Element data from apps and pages
******************************

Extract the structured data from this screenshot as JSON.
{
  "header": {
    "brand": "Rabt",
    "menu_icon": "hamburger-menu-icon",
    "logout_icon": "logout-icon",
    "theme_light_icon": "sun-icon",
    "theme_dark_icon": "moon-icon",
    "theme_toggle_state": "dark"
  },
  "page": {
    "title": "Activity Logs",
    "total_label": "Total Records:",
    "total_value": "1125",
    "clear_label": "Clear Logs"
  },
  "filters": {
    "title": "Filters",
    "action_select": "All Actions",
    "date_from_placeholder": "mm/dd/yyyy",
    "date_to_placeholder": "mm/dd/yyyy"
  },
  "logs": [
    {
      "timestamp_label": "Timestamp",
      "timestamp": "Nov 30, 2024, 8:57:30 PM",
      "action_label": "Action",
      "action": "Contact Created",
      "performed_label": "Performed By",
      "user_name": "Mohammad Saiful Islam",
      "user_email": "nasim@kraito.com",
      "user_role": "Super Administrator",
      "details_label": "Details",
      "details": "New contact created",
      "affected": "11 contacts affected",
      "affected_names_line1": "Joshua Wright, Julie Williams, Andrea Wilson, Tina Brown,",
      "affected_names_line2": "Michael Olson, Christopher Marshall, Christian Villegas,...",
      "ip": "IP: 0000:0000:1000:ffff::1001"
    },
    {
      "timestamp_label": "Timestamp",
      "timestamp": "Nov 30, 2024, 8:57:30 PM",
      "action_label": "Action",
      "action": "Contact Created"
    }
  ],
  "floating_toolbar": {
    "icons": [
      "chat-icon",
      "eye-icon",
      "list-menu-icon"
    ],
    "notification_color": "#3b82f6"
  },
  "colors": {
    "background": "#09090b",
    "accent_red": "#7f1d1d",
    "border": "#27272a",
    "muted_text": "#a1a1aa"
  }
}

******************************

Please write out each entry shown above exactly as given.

Your solution =
Extract the structured data from this screenshot as JSON.
{
  "header": {
    "brand": "Rabt",
    "menu_icon": "hamburger-menu-icon",
    "logout_icon": "logout-icon",
    "theme_light_icon": "sun-icon",
    "theme_dark_icon": "moon-icon",
    "theme_toggle_state": "dark"
  },
  "page": {
    "title": "Activity Logs",
    "total_label": "Total Records:",
    "total_value": "1125",
    "clear_label": "Clear Logs"
  },
  "filters": {
    "title": "Filters",
    "action_select": "All Actions",
    "date_from_placeholder": "mm/dd/yyyy",
    "date_to_placeholder": "mm/dd/yyyy"
  },
  "logs": [
    {
      "timestamp_label": "Timestamp",
      "timestamp": "Nov 30, 2024, 8:57:30 PM",
      "action_label": "Action",
      "action": "Contact Created",
      "performed_label": "Performed By",
      "user_name": "Mohammad Saiful Islam",
      "user_email": "nasim@kraito.com",
      "user_role": "Super Administrator",
      "details_label": "Details",
      "details": "New contact created",
      "affected": "11 contacts affected",
      "affected_names_line1": "Joshua Wright, Julie Williams, Andrea Wilson, Tina Brown,",
      "affected_names_line2": "Michael Olson, Christopher Marshall, Christian Villegas,...",
      "ip": "IP: 0000:0000:1000:ffff::1001"
    },
    {
      "timestamp_label": "Timestamp",
      "timestamp": "Nov 30, 2024, 8:57:30 PM",
      "action_label": "Action",
      "action": "Contact Created"
    }
  ],
  "floating_toolbar": {
    "icons": [
      "chat-icon",
      "eye-icon",
      "list-menu-icon"
    ],
    "notification_color": "#3b82f6"
  },
  "colors": {
    "background": "#09090b",
    "accent_red": "#7f1d1d",
    "border": "#27272a",
    "muted_text": "#a1a1aa"
  }
}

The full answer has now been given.